» What needs to be done:
Leave out the pictures and retype all the entries below exactly.

» Data supplied:

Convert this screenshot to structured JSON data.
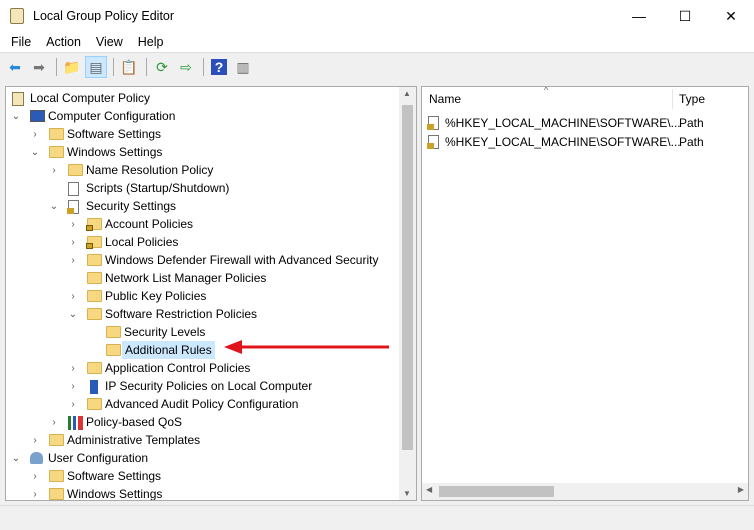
{
  "window": {
    "title": "Local Group Policy Editor",
    "min": "—",
    "max": "☐",
    "close": "✕"
  },
  "menu": [
    "File",
    "Action",
    "View",
    "Help"
  ],
  "tree": [
    {
      "level": 0,
      "label": "Local Computer Policy",
      "exp": "none",
      "icon": "policy"
    },
    {
      "level": 1,
      "label": "Computer Configuration",
      "exp": "open",
      "icon": "computer"
    },
    {
      "level": 2,
      "label": "Software Settings",
      "exp": "closed",
      "icon": "folder"
    },
    {
      "level": 2,
      "label": "Windows Settings",
      "exp": "open",
      "icon": "folder"
    },
    {
      "level": 3,
      "label": "Name Resolution Policy",
      "exp": "closed",
      "icon": "folder"
    },
    {
      "level": 3,
      "label": "Scripts (Startup/Shutdown)",
      "exp": "none",
      "icon": "script"
    },
    {
      "level": 3,
      "label": "Security Settings",
      "exp": "open",
      "icon": "security"
    },
    {
      "level": 4,
      "label": "Account Policies",
      "exp": "closed",
      "icon": "lockfolder"
    },
    {
      "level": 4,
      "label": "Local Policies",
      "exp": "closed",
      "icon": "lockfolder"
    },
    {
      "level": 4,
      "label": "Windows Defender Firewall with Advanced Security",
      "exp": "closed",
      "icon": "folder"
    },
    {
      "level": 4,
      "label": "Network List Manager Policies",
      "exp": "none",
      "icon": "folder"
    },
    {
      "level": 4,
      "label": "Public Key Policies",
      "exp": "closed",
      "icon": "folder"
    },
    {
      "level": 4,
      "label": "Software Restriction Policies",
      "exp": "open",
      "icon": "folder"
    },
    {
      "level": 5,
      "label": "Security Levels",
      "exp": "none",
      "icon": "folder"
    },
    {
      "level": 5,
      "label": "Additional Rules",
      "exp": "none",
      "icon": "folder",
      "selected": true
    },
    {
      "level": 4,
      "label": "Application Control Policies",
      "exp": "closed",
      "icon": "folder"
    },
    {
      "level": 4,
      "label": "IP Security Policies on Local Computer",
      "exp": "closed",
      "icon": "ipsec"
    },
    {
      "level": 4,
      "label": "Advanced Audit Policy Configuration",
      "exp": "closed",
      "icon": "folder"
    },
    {
      "level": 3,
      "label": "Policy-based QoS",
      "exp": "closed",
      "icon": "qos"
    },
    {
      "level": 2,
      "label": "Administrative Templates",
      "exp": "closed",
      "icon": "folder"
    },
    {
      "level": 1,
      "label": "User Configuration",
      "exp": "open",
      "icon": "user"
    },
    {
      "level": 2,
      "label": "Software Settings",
      "exp": "closed",
      "icon": "folder"
    },
    {
      "level": 2,
      "label": "Windows Settings",
      "exp": "closed",
      "icon": "folder"
    }
  ],
  "list": {
    "columns": [
      "Name",
      "Type"
    ],
    "rows": [
      {
        "name": "%HKEY_LOCAL_MACHINE\\SOFTWARE\\...",
        "type": "Path"
      },
      {
        "name": "%HKEY_LOCAL_MACHINE\\SOFTWARE\\...",
        "type": "Path"
      }
    ]
  },
  "colors": {
    "arrow": "#e0141b",
    "selection": "#cce8ff"
  }
}
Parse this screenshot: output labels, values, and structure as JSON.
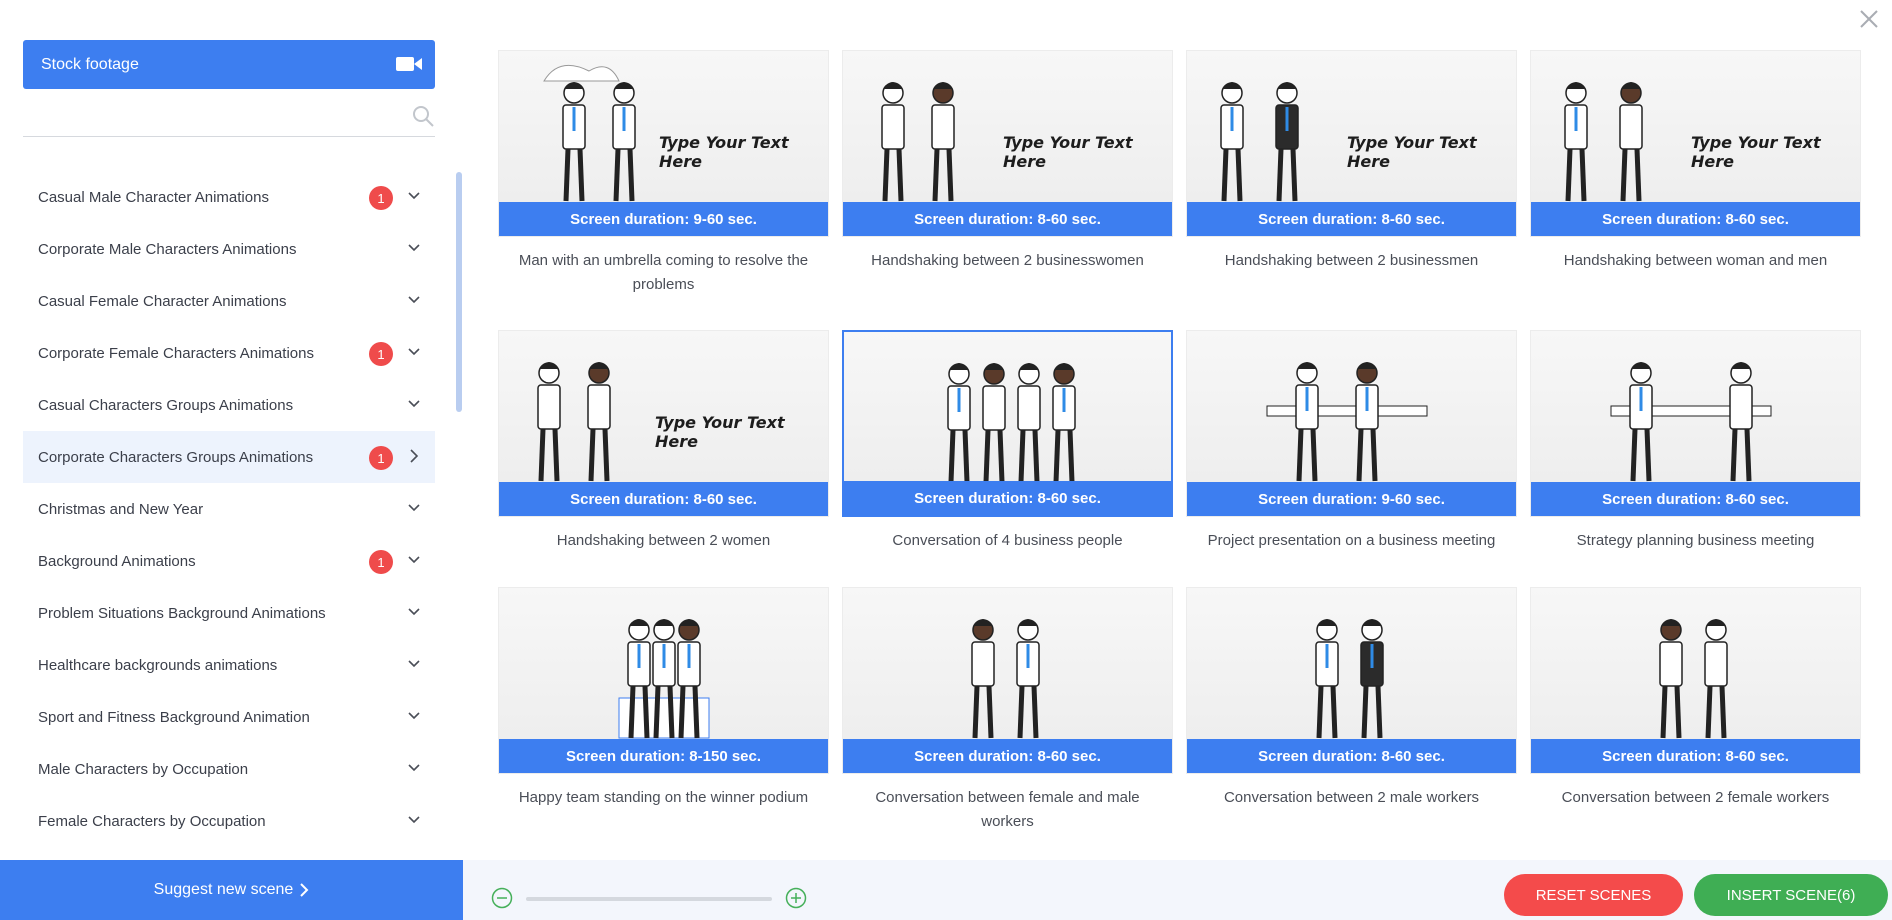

» Result of this task:
Convert this screenshot to structured JSON data.
{
  "window": {
    "title": "Local Group Policy Editor",
    "min": "—",
    "max": "☐",
    "close": "✕"
  },
  "menu": [
    "File",
    "Action",
    "View",
    "Help"
  ],
  "tree": [
    {
      "level": 0,
      "label": "Local Computer Policy",
      "exp": "none",
      "icon": "policy"
    },
    {
      "level": 1,
      "label": "Computer Configuration",
      "exp": "open",
      "icon": "computer"
    },
    {
      "level": 2,
      "label": "Software Settings",
      "exp": "closed",
      "icon": "folder"
    },
    {
      "level": 2,
      "label": "Windows Settings",
      "exp": "open",
      "icon": "folder"
    },
    {
      "level": 3,
      "label": "Name Resolution Policy",
      "exp": "closed",
      "icon": "folder"
    },
    {
      "level": 3,
      "label": "Scripts (Startup/Shutdown)",
      "exp": "none",
      "icon": "script"
    },
    {
      "level": 3,
      "label": "Security Settings",
      "exp": "open",
      "icon": "security"
    },
    {
      "level": 4,
      "label": "Account Policies",
      "exp": "closed",
      "icon": "lockfolder"
    },
    {
      "level": 4,
      "label": "Local Policies",
      "exp": "closed",
      "icon": "lockfolder"
    },
    {
      "level": 4,
      "label": "Windows Defender Firewall with Advanced Security",
      "exp": "closed",
      "icon": "folder"
    },
    {
      "level": 4,
      "label": "Network List Manager Policies",
      "exp": "none",
      "icon": "folder"
    },
    {
      "level": 4,
      "label": "Public Key Policies",
      "exp": "closed",
      "icon": "folder"
    },
    {
      "level": 4,
      "label": "Software Restriction Policies",
      "exp": "open",
      "icon": "folder"
    },
    {
      "level": 5,
      "label": "Security Levels",
      "exp": "none",
      "icon": "folder"
    },
    {
      "level": 5,
      "label": "Additional Rules",
      "exp": "none",
      "icon": "folder",
      "selected": true
    },
    {
      "level": 4,
      "label": "Application Control Policies",
      "exp": "closed",
      "icon": "folder"
    },
    {
      "level": 4,
      "label": "IP Security Policies on Local Computer",
      "exp": "closed",
      "icon": "ipsec"
    },
    {
      "level": 4,
      "label": "Advanced Audit Policy Configuration",
      "exp": "closed",
      "icon": "folder"
    },
    {
      "level": 3,
      "label": "Policy-based QoS",
      "exp": "closed",
      "icon": "qos"
    },
    {
      "level": 2,
      "label": "Administrative Templates",
      "exp": "closed",
      "icon": "folder"
    },
    {
      "level": 1,
      "label": "User Configuration",
      "exp": "open",
      "icon": "user"
    },
    {
      "level": 2,
      "label": "Software Settings",
      "exp": "closed",
      "icon": "folder"
    },
    {
      "level": 2,
      "label": "Windows Settings",
      "exp": "closed",
      "icon": "folder"
    }
  ],
  "list": {
    "columns": [
      "Name",
      "Type"
    ],
    "rows": [
      {
        "name": "%HKEY_LOCAL_MACHINE\\SOFTWARE\\...",
        "type": "Path"
      },
      {
        "name": "%HKEY_LOCAL_MACHINE\\SOFTWARE\\...",
        "type": "Path"
      }
    ]
  },
  "colors": {
    "arrow": "#e0141b",
    "selection": "#cce8ff"
  }
}
Parse this screenshot: output labels, values, and structure as JSON.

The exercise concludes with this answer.